  • Shows how the gain varies with frequency for gains 1, 10, 100 and 1000.
  • The bandwidth decreases as the gain increases.
example 2
Example 2

Calculate the voltage gain and determine the bandwidth using the graph gain vs. frequency for AD622 for the instrumentation amplifier in figure below.

noise effect in instrumentation amplifier applications
Noise Effect in Instrumentation Amplifier Applications
  • Guarding is a technique to reduce the effects of noise on the common-mode operation of an instrumentation amplifier operating in critical environments by connecting the common-mode voltage to the shield of a coaxial cable.
  • The purpose is to eliminate voltage differences between the signal lines and the shield.
  • Virtually eliminating leakage currents and cancelling the effects of the distributed capacitances so that the common-mode voltages are the same in both lines.
ad522 instrumentation amplifier
AD522 Instrumentation Amplifier
  • The AD522 is a low-noise IA that has a Data guard output, which is connected to the shield as shown.
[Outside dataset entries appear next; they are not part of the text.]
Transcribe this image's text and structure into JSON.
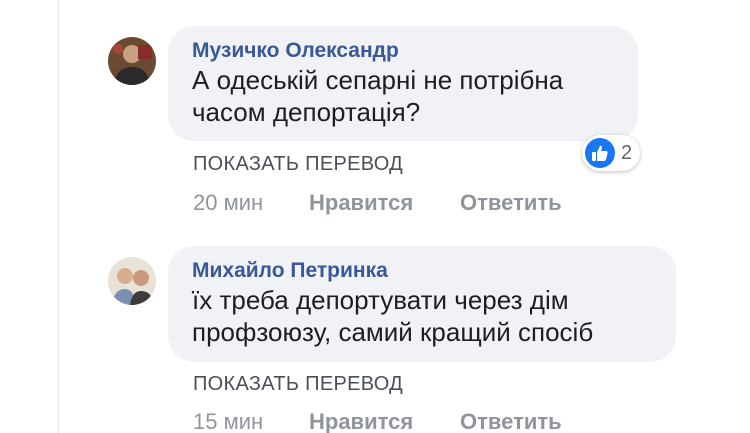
{
  "translate_label": "ПОКАЗАТЬ ПЕРЕВОД",
  "like_label": "Нравится",
  "reply_label": "Ответить",
  "comments": [
    {
      "author": "Музичко Олександр",
      "text": "А одеській сепарні не потрібна\nчасом депортація?",
      "time": "20 мин",
      "reactions": {
        "icon": "thumbs-up-icon",
        "count": "2"
      }
    },
    {
      "author": "Михайло Петринка",
      "text": "їх треба депортувати через дім\nпрофзоюзу, самий кращий спосіб",
      "time": "15 мин"
    }
  ],
  "colors": {
    "author": "#385898",
    "bubble": "#f0f2f5",
    "like_badge": "#1877f2"
  }
}
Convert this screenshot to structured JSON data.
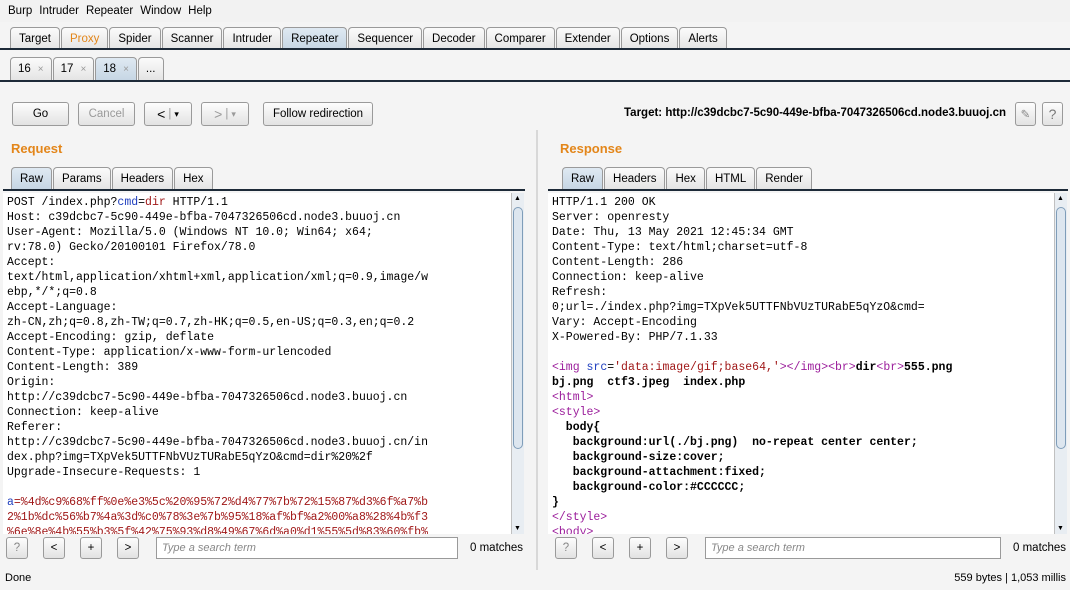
{
  "menu": [
    "Burp",
    "Intruder",
    "Repeater",
    "Window",
    "Help"
  ],
  "main_tabs": [
    {
      "label": "Target"
    },
    {
      "label": "Proxy",
      "highlight": "#e3861a"
    },
    {
      "label": "Spider"
    },
    {
      "label": "Scanner"
    },
    {
      "label": "Intruder"
    },
    {
      "label": "Repeater",
      "active": true
    },
    {
      "label": "Sequencer"
    },
    {
      "label": "Decoder"
    },
    {
      "label": "Comparer"
    },
    {
      "label": "Extender"
    },
    {
      "label": "Options"
    },
    {
      "label": "Alerts"
    }
  ],
  "repeater_tabs": [
    {
      "label": "16",
      "close": "×"
    },
    {
      "label": "17",
      "close": "×"
    },
    {
      "label": "18",
      "close": "×",
      "active": true
    },
    {
      "label": "..."
    }
  ],
  "toolbar": {
    "go": "Go",
    "cancel": "Cancel",
    "back": "<",
    "back_menu": "▾",
    "forward": ">",
    "forward_menu": "▾",
    "follow": "Follow redirection",
    "target": "Target: http://c39dcbc7-5c90-449e-bfba-7047326506cd.node3.buuoj.cn",
    "edit_icon": "pencil-icon",
    "help": "?"
  },
  "request": {
    "title": "Request",
    "tabs": [
      "Raw",
      "Params",
      "Headers",
      "Hex"
    ],
    "active_tab": "Raw",
    "lines": [
      [
        [
          "POST /index.php?",
          ""
        ],
        [
          "cmd",
          "c-blue"
        ],
        [
          "=",
          ""
        ],
        [
          "dir",
          "c-red"
        ],
        [
          " HTTP/1.1",
          ""
        ]
      ],
      [
        [
          "Host: c39dcbc7-5c90-449e-bfba-7047326506cd.node3.buuoj.cn",
          ""
        ]
      ],
      [
        [
          "User-Agent: Mozilla/5.0 (Windows NT 10.0; Win64; x64;",
          ""
        ]
      ],
      [
        [
          "rv:78.0) Gecko/20100101 Firefox/78.0",
          ""
        ]
      ],
      [
        [
          "Accept:",
          ""
        ]
      ],
      [
        [
          "text/html,application/xhtml+xml,application/xml;q=0.9,image/w",
          ""
        ]
      ],
      [
        [
          "ebp,*/*;q=0.8",
          ""
        ]
      ],
      [
        [
          "Accept-Language:",
          ""
        ]
      ],
      [
        [
          "zh-CN,zh;q=0.8,zh-TW;q=0.7,zh-HK;q=0.5,en-US;q=0.3,en;q=0.2",
          ""
        ]
      ],
      [
        [
          "Accept-Encoding: gzip, deflate",
          ""
        ]
      ],
      [
        [
          "Content-Type: application/x-www-form-urlencoded",
          ""
        ]
      ],
      [
        [
          "Content-Length: 389",
          ""
        ]
      ],
      [
        [
          "Origin:",
          ""
        ]
      ],
      [
        [
          "http://c39dcbc7-5c90-449e-bfba-7047326506cd.node3.buuoj.cn",
          ""
        ]
      ],
      [
        [
          "Connection: keep-alive",
          ""
        ]
      ],
      [
        [
          "Referer:",
          ""
        ]
      ],
      [
        [
          "http://c39dcbc7-5c90-449e-bfba-7047326506cd.node3.buuoj.cn/in",
          ""
        ]
      ],
      [
        [
          "dex.php?img=TXpVek5UTTFNbVUzTURabE5qYzO&cmd=dir%20%2f",
          ""
        ]
      ],
      [
        [
          "Upgrade-Insecure-Requests: 1",
          ""
        ]
      ],
      [
        [
          " ",
          ""
        ]
      ],
      [
        [
          "a",
          "c-blue"
        ],
        [
          "=%4d%c9%68%ff%0e%e3%5c%20%95%72%d4%77%7b%72%15%87%d3%6f%a7%b",
          "c-red"
        ]
      ],
      [
        [
          "2%1b%dc%56%b7%4a%3d%c0%78%3e%7b%95%18%af%bf%a2%00%a8%28%4b%f3",
          "c-red"
        ]
      ],
      [
        [
          "%6e%8e%4b%55%b3%5f%42%75%93%d8%49%67%6d%a0%d1%55%5d%83%60%fb%",
          "c-red"
        ]
      ]
    ],
    "search_placeholder": "Type a search term",
    "matches": "0 matches"
  },
  "response": {
    "title": "Response",
    "tabs": [
      "Raw",
      "Headers",
      "Hex",
      "HTML",
      "Render"
    ],
    "active_tab": "Raw",
    "lines": [
      [
        [
          "HTTP/1.1 200 OK",
          ""
        ]
      ],
      [
        [
          "Server: openresty",
          ""
        ]
      ],
      [
        [
          "Date: Thu, 13 May 2021 12:45:34 GMT",
          ""
        ]
      ],
      [
        [
          "Content-Type: text/html;charset=utf-8",
          ""
        ]
      ],
      [
        [
          "Content-Length: 286",
          ""
        ]
      ],
      [
        [
          "Connection: keep-alive",
          ""
        ]
      ],
      [
        [
          "Refresh:",
          ""
        ]
      ],
      [
        [
          "0;url=./index.php?img=TXpVek5UTTFNbVUzTURabE5qYzO&cmd=",
          ""
        ]
      ],
      [
        [
          "Vary: Accept-Encoding",
          ""
        ]
      ],
      [
        [
          "X-Powered-By: PHP/7.1.33",
          ""
        ]
      ],
      [
        [
          " ",
          ""
        ]
      ],
      [
        [
          "<img ",
          "c-tag"
        ],
        [
          "src",
          "c-attr"
        ],
        [
          "=",
          ""
        ],
        [
          "'data:image/gif;base64,'",
          "c-val"
        ],
        [
          "></img><br>",
          "c-tag"
        ],
        [
          "dir",
          "c-bold"
        ],
        [
          "<br>",
          "c-tag"
        ],
        [
          "555.png",
          "c-bold"
        ]
      ],
      [
        [
          "bj.png  ctf3.jpeg  index.php",
          "c-bold"
        ]
      ],
      [
        [
          "<html>",
          "c-tag"
        ]
      ],
      [
        [
          "<style>",
          "c-tag"
        ]
      ],
      [
        [
          "  body{",
          "c-bold"
        ]
      ],
      [
        [
          "   background:url(./bj.png)  no-repeat center center;",
          "c-bold"
        ]
      ],
      [
        [
          "   background-size:cover;",
          "c-bold"
        ]
      ],
      [
        [
          "   background-attachment:fixed;",
          "c-bold"
        ]
      ],
      [
        [
          "   background-color:#CCCCCC;",
          "c-bold"
        ]
      ],
      [
        [
          "}",
          "c-bold"
        ]
      ],
      [
        [
          "</style>",
          "c-tag"
        ]
      ],
      [
        [
          "<body>",
          "c-tag"
        ]
      ]
    ],
    "search_placeholder": "Type a search term",
    "matches": "0 matches"
  },
  "search_buttons": [
    "?",
    "<",
    "+",
    ">"
  ],
  "status": {
    "left": "Done",
    "right": "559 bytes | 1,053 millis"
  }
}
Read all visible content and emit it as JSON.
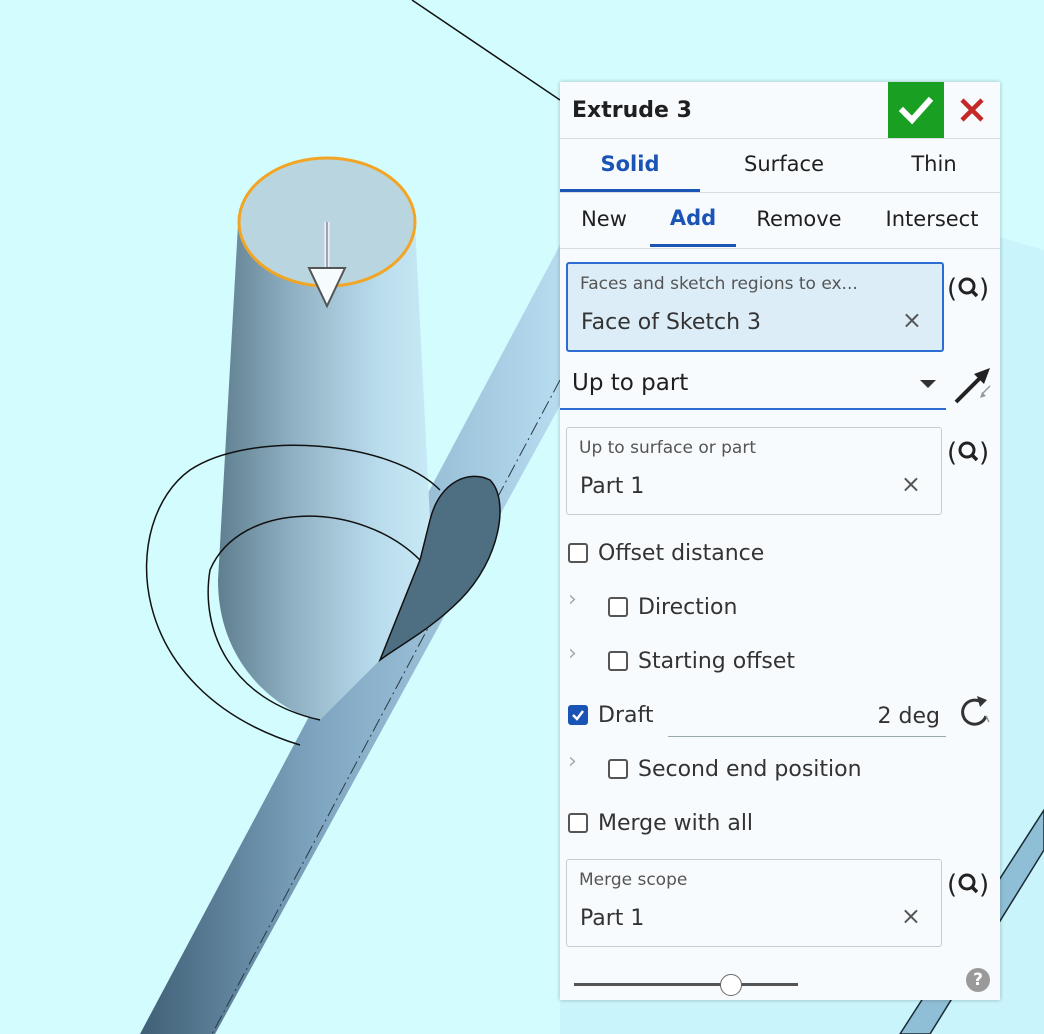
{
  "dialog": {
    "title": "Extrude 3",
    "ok_icon": "checkmark-icon",
    "cancel_icon": "close-icon",
    "accent_color": "#1a54b5",
    "ok_color": "#19a023",
    "cancel_color": "#c62828"
  },
  "tabs": [
    "Solid",
    "Surface",
    "Thin"
  ],
  "active_tab": "Solid",
  "operations": [
    "New",
    "Add",
    "Remove",
    "Intersect"
  ],
  "active_operation": "Add",
  "faces_field": {
    "label": "Faces and sketch regions to ex...",
    "value": "Face of Sketch 3"
  },
  "end_type": {
    "value": "Up to part"
  },
  "up_to_field": {
    "label": "Up to surface or part",
    "value": "Part 1"
  },
  "options": {
    "offset_distance": {
      "label": "Offset distance",
      "checked": false
    },
    "direction": {
      "label": "Direction",
      "checked": false
    },
    "starting_offset": {
      "label": "Starting offset",
      "checked": false
    },
    "draft": {
      "label": "Draft",
      "checked": true,
      "value": "2 deg"
    },
    "second_end_position": {
      "label": "Second end position",
      "checked": false
    },
    "merge_with_all": {
      "label": "Merge with all",
      "checked": false
    }
  },
  "merge_scope_field": {
    "label": "Merge scope",
    "value": "Part 1"
  },
  "clear_glyph": "×",
  "help_glyph": "?",
  "chevron_glyph": "›",
  "slider": {
    "level": 0.7
  }
}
The AD522 has a programmed gain from 1 to 1000 depending on RG.
capacitor coupled isolation amplifier
Capacitor-Coupled Isolation Amplifier
  • Is a device that consists of two electrically isolated stages.
  • The input and output stages are separated by an isolation barrier.
  • Each stage has separate supply voltages and grounds so that there are no common electrical paths between them.
  • It is used for the protection of human life or sensitive equipment in those applications where hazardous power-line leakage or high-voltage transients are possible.

The input stage consists of an amplifier, an oscillator and a modulator.

  • The modulator uses a high-frequency square-wave oscillator to modify the original signal.
  • A small-value capacitor in the isolation barrier is used to couple the lower frequency modulated signal or dc voltage from the input to the output.
  • The output stage consists of a demodulator that extracts the original input signal from the modulated signal so that the original signal from the input stage is back to its original form.
transformer coupled isolation amplifier
Transformer-Coupled Isolation Amplifier
  • 3656KG is an example which can have gain for both the input and output stages.
  • Gain of the input stage:
  • Gain of the output stage:
example 3
Example 3

Determine the total voltage gain of the 3656KG isolation amplifier in figure above.

Answer : Av(tot) = 62.7

log amplifier with a diode
Log Amplifier with a Diode
  • When a diode is placed in the feedback path of an inverting op-amp, the output is at –VF when the input is positive.
  • Since VF is logarithmic, so is Vout which is limited to a maximum value of approximately -0.7 V because the diode’s logarithmic characteristic is restricted to voltages below 0.7 V.

where IR is a constant for a given diode

example 4
Example 4

Determine the output voltage for the log amplifier in figure above. Assume IR = 50 nA.

Answer : VOUT = -0.150 V

log amplifier with a bjt
Log Amplifier with a BJT
  • The base-emitter junction of a BJT exhibits the same type of logarithmic characteristic as a diode because it is also a pn junction.
  • It is connected in a common-base form in the feedback loop.

where IEBO is the emitter-to-base leakage current

example 5
Example 5

What is Vout for a transistor log amplifier with Vin = 3 V and R1 = 68 kΩ ? Assume IEBO = 40 nA.

Answer : Vout = -175.1 mV

basic antilog amplifier
Basic Antilog Amplifier
  • Is formed by connecting a transistor (or diode) as the input element.
  • An antilog amplifier produces an output proportional to the input raised to a power. In effect, it is the reverse of the log amp.
example 6
Example 6

For the antilog amplifier in figure below, find the output voltage. Assume IEBO = 40 nA.

Answer : Vout = -3V